▼

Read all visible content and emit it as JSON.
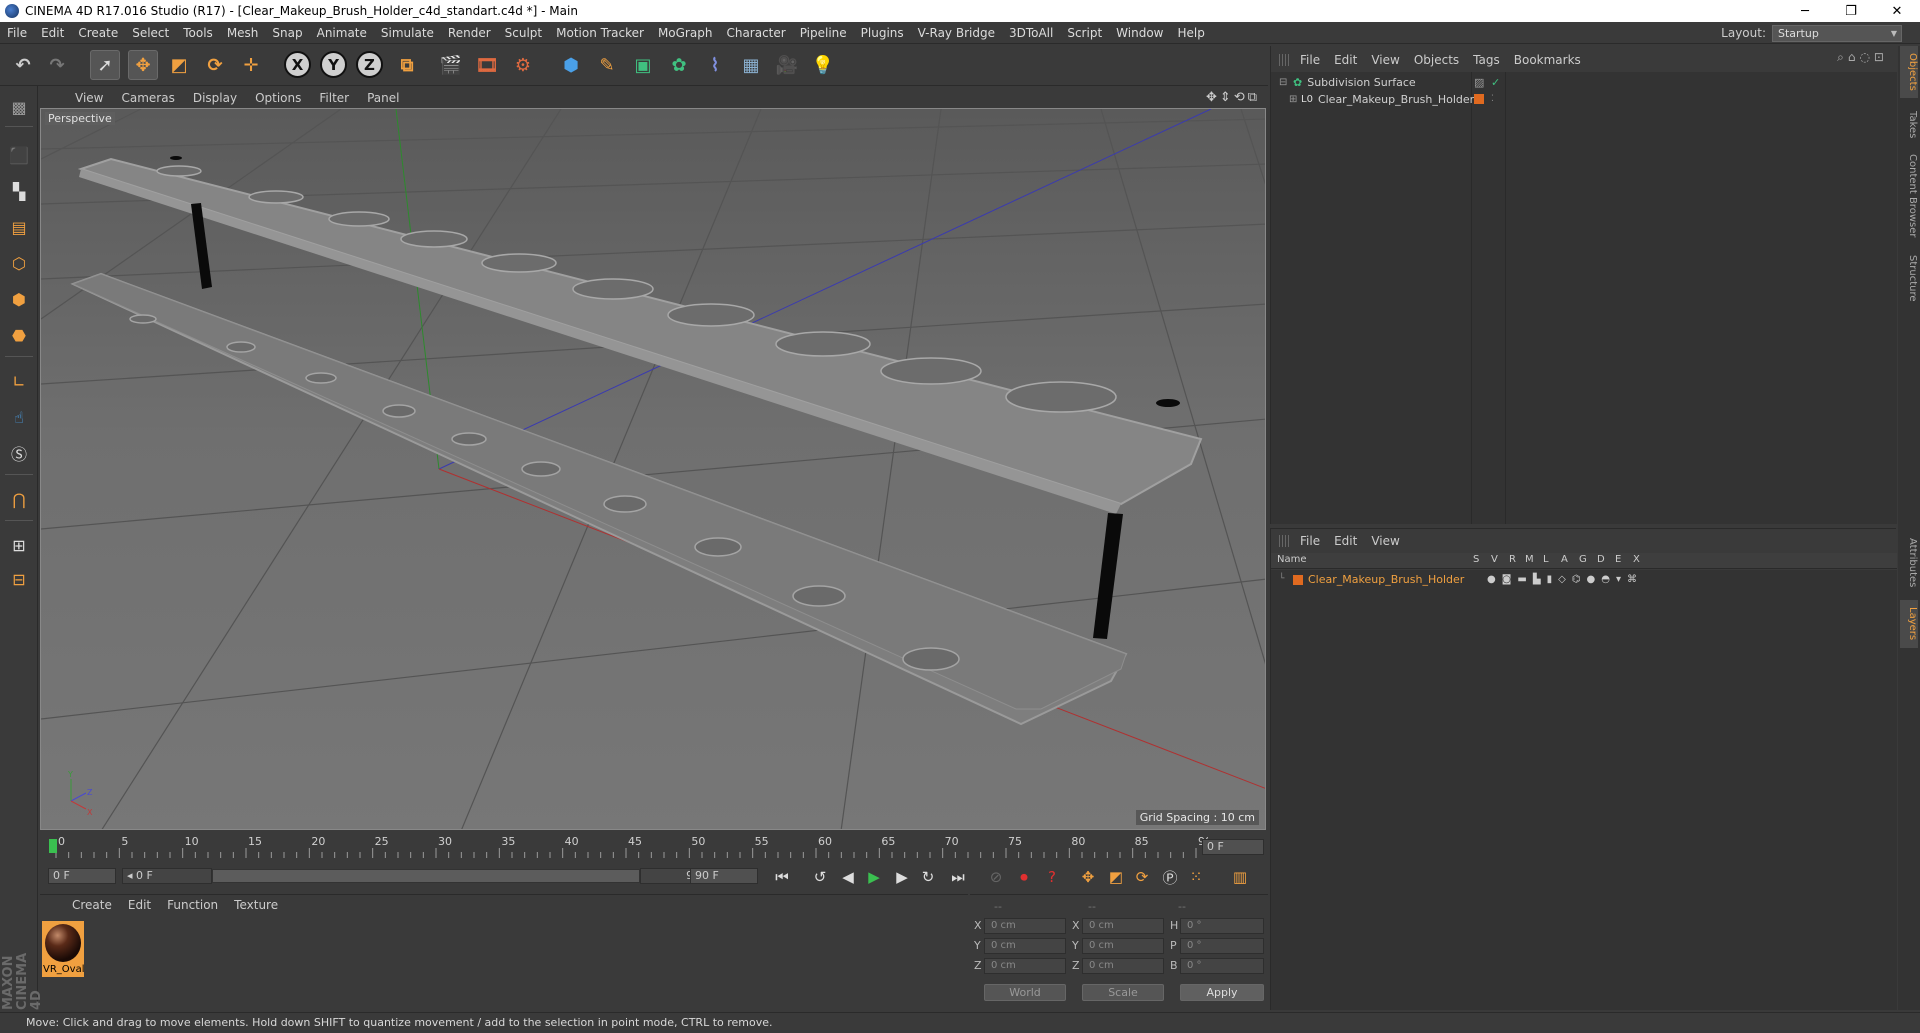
{
  "window": {
    "title": "CINEMA 4D R17.016 Studio (R17) - [Clear_Makeup_Brush_Holder_c4d_standart.c4d *] - Main",
    "minimize": "─",
    "maximize": "❐",
    "close": "✕"
  },
  "menu": [
    "File",
    "Edit",
    "Create",
    "Select",
    "Tools",
    "Mesh",
    "Snap",
    "Animate",
    "Simulate",
    "Render",
    "Sculpt",
    "Motion Tracker",
    "MoGraph",
    "Character",
    "Pipeline",
    "Plugins",
    "V-Ray Bridge",
    "3DToAll",
    "Script",
    "Window",
    "Help"
  ],
  "layout": {
    "label": "Layout:",
    "value": "Startup"
  },
  "toolbar": {
    "x_axis": "X",
    "y_axis": "Y",
    "z_axis": "Z"
  },
  "viewport": {
    "menu": [
      "View",
      "Cameras",
      "Display",
      "Options",
      "Filter",
      "Panel"
    ],
    "label": "Perspective",
    "grid_spacing": "Grid Spacing : 10 cm"
  },
  "timeline": {
    "ticks": [
      "0",
      "5",
      "10",
      "15",
      "20",
      "25",
      "30",
      "35",
      "40",
      "45",
      "50",
      "55",
      "60",
      "65",
      "70",
      "75",
      "80",
      "85",
      "90"
    ],
    "current_frame": "0 F",
    "start": "0 F",
    "range_start": "◂ 0 F",
    "range_end": "90 F ▸",
    "end": "90 F"
  },
  "material_panel": {
    "menu": [
      "Create",
      "Edit",
      "Function",
      "Texture"
    ],
    "material_name": "VR_Oval"
  },
  "coordinates": {
    "headers": [
      "--",
      "--",
      "--"
    ],
    "rows": [
      {
        "axis": "X",
        "pos": "0 cm",
        "axis2": "X",
        "size": "0 cm",
        "rot_label": "H",
        "rot": "0 °"
      },
      {
        "axis": "Y",
        "pos": "0 cm",
        "axis2": "Y",
        "size": "0 cm",
        "rot_label": "P",
        "rot": "0 °"
      },
      {
        "axis": "Z",
        "pos": "0 cm",
        "axis2": "Z",
        "size": "0 cm",
        "rot_label": "B",
        "rot": "0 °"
      }
    ],
    "mode": "World",
    "scale": "Scale",
    "apply": "Apply"
  },
  "objects_panel": {
    "menu": [
      "File",
      "Edit",
      "View",
      "Objects",
      "Tags",
      "Bookmarks"
    ],
    "items": [
      {
        "name": "Subdivision Surface"
      },
      {
        "name": "Clear_Makeup_Brush_Holder"
      }
    ]
  },
  "layers_panel": {
    "menu": [
      "File",
      "Edit",
      "View"
    ],
    "columns": [
      "Name",
      "S",
      "V",
      "R",
      "M",
      "L",
      "A",
      "G",
      "D",
      "E",
      "X"
    ],
    "items": [
      {
        "name": "Clear_Makeup_Brush_Holder"
      }
    ]
  },
  "right_tabs": [
    "Objects",
    "Takes",
    "Content Browser",
    "Structure",
    "Attributes",
    "Layers"
  ],
  "status": "Move: Click and drag to move elements. Hold down SHIFT to quantize movement / add to the selection in point mode, CTRL to remove.",
  "branding": "MAXON CINEMA 4D",
  "colors": {
    "accent": "#f0a040",
    "layer": "#e06a20",
    "timeline_marker": "#3ac050"
  }
}
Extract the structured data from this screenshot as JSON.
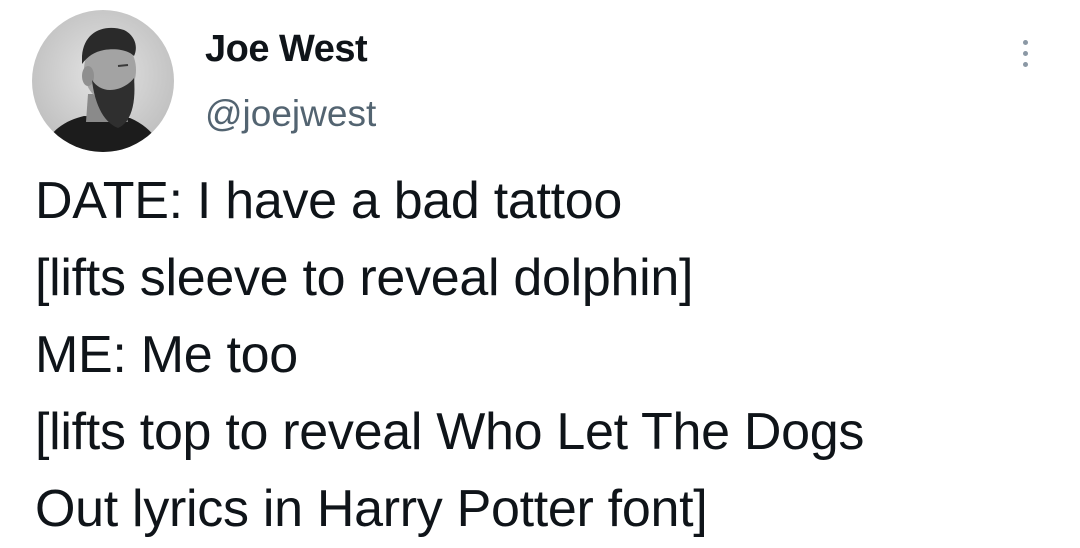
{
  "author": {
    "display_name": "Joe West",
    "handle": "@joejwest",
    "avatar_icon": "profile-photo-bearded-man"
  },
  "menu": {
    "icon": "more-options-icon"
  },
  "tweet": {
    "lines": [
      "DATE: I have a bad tattoo",
      "[lifts sleeve to reveal dolphin]",
      "ME: Me too",
      "[lifts top to reveal Who Let The Dogs",
      "Out lyrics in Harry Potter font]"
    ]
  },
  "colors": {
    "text": "#0f1419",
    "secondary": "#536471",
    "background": "#ffffff"
  }
}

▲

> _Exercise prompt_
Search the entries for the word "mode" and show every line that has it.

> _Answer to the problem_
    "mode": "World",
  "status": "Move: Click and drag to move elements. Hold down SHIFT to quantize movement / add to the selection in point mode, CTRL to remove.",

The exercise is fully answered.